What were they thinking? From experience, I would guess that they were more concerned with the piece being delivered at a certain time and did not understand the full impact of the extra postage costs they would be spending. The tragedy in this case is that they could have save a great deal in postage and still have it delivered when they wanted to with a little planning and effort.

Let’s start by focusing on the postage costs, so you can see exactly what I am talking about. As we have established, the biggest no-no in this case was sending the piece via First Class instead of Non-profit, but in this case, they also committed another “sin” by mailing the piece without the intelligent mail barcode.

I would almost guarantee that they decided to do this for the look of the piece; to make it look less like a solicitation and more like a personal piece. Well, as you can see by the picture of the envelope, the postal service cares only about the delivery of the piece once it is in their realm and sprayed a barcode on the piece anyway. I have seen wedding invitations, addressed in calligraphy come with a barcode sprayed on the bottom. All the church managed to do was give the postal service an extra $.035 per piece in postage and delayed the mailing they appeared to want to speed up because the piece had to go through an extra step and have the barcode added.

In addition, because the piece is “non-automated” (no barcode) instead of “automated”, the church also gave up additional discounts that they could have been entitled to. This mailing would have been concentrated enough to receive extra five-digit and AADC postage discounts. They gave up between an additional $.05 to $.08 per piece. For our purposes here, we will split the difference and say they paid an additional $.065 in postage on most of their mailing.

Next is the grand-daddy of them all; the difference between mailing the piece via First Class Presort and Non-profit. We estimate that the First-Class Rate would be $.46 per piece and $.185 per piece for Non-profit (both without the bar-code). That it a whopping $.275 per piece extra that the church paid in postage.

Now, you might think we are done, but there is one more discount that they left on the table by mailing via First Class versus Non-profit. As I mentioned, this mailing was concentrated and would have been big enough to make it worth while to drop ship the mailing to the SCF, which is the mail sorting facility in an area. By moving up the “food chain” as I think of it, you not only are putting the mailing in position to be delivered faster, you are entitled to the SCF discount which is an additional $.031 per piece. Now, because of the extra paperwork and delivery costs, it is not always worth doing this, but it would be in this case, because I would estimate conservatively that the mailing was in the 30,000-piece range and would have been worth an extra $930.00 in discounts. This discount is not available for First Class mail; only Marketing/Non-profit mail.

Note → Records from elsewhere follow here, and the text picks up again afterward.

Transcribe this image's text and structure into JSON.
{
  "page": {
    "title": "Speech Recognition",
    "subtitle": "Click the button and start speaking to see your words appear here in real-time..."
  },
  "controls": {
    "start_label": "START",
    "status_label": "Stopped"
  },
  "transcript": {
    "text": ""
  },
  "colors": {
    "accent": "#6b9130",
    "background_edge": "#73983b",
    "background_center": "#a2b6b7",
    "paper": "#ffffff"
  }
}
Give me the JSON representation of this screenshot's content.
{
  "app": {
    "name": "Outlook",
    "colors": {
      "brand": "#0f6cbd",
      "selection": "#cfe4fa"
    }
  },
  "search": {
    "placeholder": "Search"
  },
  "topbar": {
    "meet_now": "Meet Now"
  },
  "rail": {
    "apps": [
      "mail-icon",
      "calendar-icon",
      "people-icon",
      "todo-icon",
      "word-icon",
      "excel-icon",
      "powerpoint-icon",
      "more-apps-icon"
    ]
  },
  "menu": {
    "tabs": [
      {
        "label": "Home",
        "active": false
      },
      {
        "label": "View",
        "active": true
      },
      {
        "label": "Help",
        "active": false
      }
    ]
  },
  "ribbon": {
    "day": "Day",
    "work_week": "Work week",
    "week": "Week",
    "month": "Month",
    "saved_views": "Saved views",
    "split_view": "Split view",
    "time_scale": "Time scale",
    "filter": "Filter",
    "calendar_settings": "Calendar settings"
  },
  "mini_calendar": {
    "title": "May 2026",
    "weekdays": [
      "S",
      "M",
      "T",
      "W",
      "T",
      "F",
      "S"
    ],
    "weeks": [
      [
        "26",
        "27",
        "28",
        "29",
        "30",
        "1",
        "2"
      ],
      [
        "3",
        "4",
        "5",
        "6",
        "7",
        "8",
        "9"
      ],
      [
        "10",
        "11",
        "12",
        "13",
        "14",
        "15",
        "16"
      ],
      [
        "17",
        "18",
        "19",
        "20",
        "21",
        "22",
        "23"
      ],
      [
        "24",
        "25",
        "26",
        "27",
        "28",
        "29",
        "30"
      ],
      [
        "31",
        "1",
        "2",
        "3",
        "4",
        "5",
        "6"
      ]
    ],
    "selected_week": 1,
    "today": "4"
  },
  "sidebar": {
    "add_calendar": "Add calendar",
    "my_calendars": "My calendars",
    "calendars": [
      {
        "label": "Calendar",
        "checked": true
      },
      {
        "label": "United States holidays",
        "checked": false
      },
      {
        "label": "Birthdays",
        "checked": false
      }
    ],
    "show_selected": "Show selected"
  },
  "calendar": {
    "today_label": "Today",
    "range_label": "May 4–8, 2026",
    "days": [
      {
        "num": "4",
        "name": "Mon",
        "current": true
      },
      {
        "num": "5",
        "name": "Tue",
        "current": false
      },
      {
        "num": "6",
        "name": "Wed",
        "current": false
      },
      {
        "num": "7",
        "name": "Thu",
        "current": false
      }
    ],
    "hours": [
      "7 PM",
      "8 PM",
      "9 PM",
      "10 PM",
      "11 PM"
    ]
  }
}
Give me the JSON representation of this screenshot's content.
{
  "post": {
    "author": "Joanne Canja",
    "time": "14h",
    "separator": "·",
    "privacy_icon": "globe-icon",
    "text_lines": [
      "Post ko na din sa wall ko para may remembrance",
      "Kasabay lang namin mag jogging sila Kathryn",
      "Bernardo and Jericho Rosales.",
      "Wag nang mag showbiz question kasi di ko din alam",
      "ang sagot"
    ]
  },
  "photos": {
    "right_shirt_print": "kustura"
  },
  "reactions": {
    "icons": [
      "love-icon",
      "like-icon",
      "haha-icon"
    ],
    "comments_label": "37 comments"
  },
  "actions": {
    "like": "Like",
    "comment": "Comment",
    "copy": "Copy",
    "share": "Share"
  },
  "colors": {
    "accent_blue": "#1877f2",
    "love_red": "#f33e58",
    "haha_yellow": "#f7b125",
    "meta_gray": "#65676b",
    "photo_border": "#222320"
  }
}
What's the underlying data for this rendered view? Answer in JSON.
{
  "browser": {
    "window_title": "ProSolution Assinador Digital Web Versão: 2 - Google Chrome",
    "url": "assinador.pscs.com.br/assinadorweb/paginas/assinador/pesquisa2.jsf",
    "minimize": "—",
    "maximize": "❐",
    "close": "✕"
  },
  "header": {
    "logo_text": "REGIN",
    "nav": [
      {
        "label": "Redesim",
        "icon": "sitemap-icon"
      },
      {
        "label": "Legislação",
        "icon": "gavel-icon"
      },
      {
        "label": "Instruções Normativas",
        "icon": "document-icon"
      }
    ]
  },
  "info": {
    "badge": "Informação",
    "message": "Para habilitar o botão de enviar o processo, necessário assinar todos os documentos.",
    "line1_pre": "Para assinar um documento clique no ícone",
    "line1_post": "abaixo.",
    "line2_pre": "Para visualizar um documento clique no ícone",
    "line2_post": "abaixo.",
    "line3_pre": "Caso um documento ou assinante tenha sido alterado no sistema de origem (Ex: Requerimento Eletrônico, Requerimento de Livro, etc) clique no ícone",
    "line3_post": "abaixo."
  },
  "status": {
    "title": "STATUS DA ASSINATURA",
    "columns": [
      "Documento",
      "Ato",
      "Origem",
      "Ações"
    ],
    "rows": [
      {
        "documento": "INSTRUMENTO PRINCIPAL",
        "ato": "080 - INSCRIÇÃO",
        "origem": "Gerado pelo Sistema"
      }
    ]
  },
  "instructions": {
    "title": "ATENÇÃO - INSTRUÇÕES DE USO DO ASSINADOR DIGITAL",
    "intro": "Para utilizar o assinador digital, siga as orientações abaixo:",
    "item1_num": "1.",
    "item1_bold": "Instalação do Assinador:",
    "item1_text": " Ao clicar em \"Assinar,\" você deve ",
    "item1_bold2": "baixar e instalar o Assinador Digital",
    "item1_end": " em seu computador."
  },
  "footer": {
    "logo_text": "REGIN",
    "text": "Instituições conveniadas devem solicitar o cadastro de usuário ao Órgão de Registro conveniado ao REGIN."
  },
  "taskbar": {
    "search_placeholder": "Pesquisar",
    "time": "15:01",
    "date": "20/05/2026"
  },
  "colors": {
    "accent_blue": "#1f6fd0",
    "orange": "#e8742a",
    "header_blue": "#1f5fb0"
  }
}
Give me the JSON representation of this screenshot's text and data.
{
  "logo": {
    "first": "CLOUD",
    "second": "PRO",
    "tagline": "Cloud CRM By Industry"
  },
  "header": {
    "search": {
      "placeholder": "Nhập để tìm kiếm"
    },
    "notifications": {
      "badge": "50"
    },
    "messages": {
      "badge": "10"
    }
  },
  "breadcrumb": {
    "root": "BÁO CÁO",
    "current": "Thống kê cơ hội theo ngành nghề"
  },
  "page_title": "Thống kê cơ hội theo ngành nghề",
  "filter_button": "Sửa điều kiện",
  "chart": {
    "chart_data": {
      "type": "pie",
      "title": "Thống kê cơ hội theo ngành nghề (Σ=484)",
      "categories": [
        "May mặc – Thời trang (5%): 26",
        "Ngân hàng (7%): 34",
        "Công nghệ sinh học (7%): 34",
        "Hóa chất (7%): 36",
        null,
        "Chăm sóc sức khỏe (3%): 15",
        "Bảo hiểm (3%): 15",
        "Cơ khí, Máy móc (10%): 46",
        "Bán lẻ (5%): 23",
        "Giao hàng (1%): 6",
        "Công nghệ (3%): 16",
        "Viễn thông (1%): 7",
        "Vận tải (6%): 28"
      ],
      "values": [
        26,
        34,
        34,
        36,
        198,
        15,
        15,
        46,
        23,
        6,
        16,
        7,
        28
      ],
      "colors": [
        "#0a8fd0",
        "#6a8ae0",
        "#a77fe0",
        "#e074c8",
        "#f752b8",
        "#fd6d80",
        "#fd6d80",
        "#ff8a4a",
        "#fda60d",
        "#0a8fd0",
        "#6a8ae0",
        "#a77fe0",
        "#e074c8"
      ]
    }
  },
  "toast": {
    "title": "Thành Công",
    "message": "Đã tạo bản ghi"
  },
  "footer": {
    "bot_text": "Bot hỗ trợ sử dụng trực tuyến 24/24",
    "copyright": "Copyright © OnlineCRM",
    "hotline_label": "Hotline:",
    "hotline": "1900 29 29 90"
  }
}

So, let’s add up the extra money that I estimate my church spent in postage. You have the $.035 per piece from not applying the barcode, plus the additional $.05 to $.08 a piece lost in additional discounts for the piece not being “automated”. You also have the $.275 difference between First Class and Non-profit, along with the lost opportunity of an additional $.031 per piece SCF discount. This adds up to a total of $.406 per piece in extra postage spent. Multiply this by a 30000-piece mailing at you are talking about $12,180 in extra postage paid. I would think this would go a long way for paying for the printing and processing of the mailing, which would lead to a greater ROI (Return on Investment) for the mailing.

I had also mention that my church could have saved the postage and still controlled (to some extent) the delivery of their mailing with a little planning. Throughout the piece, I hinted at various things that can be done, but in my next piece, I am going to discuss in my opinion, the biggest way to improve on the delivery of mailings – the use and discipline of using timelines.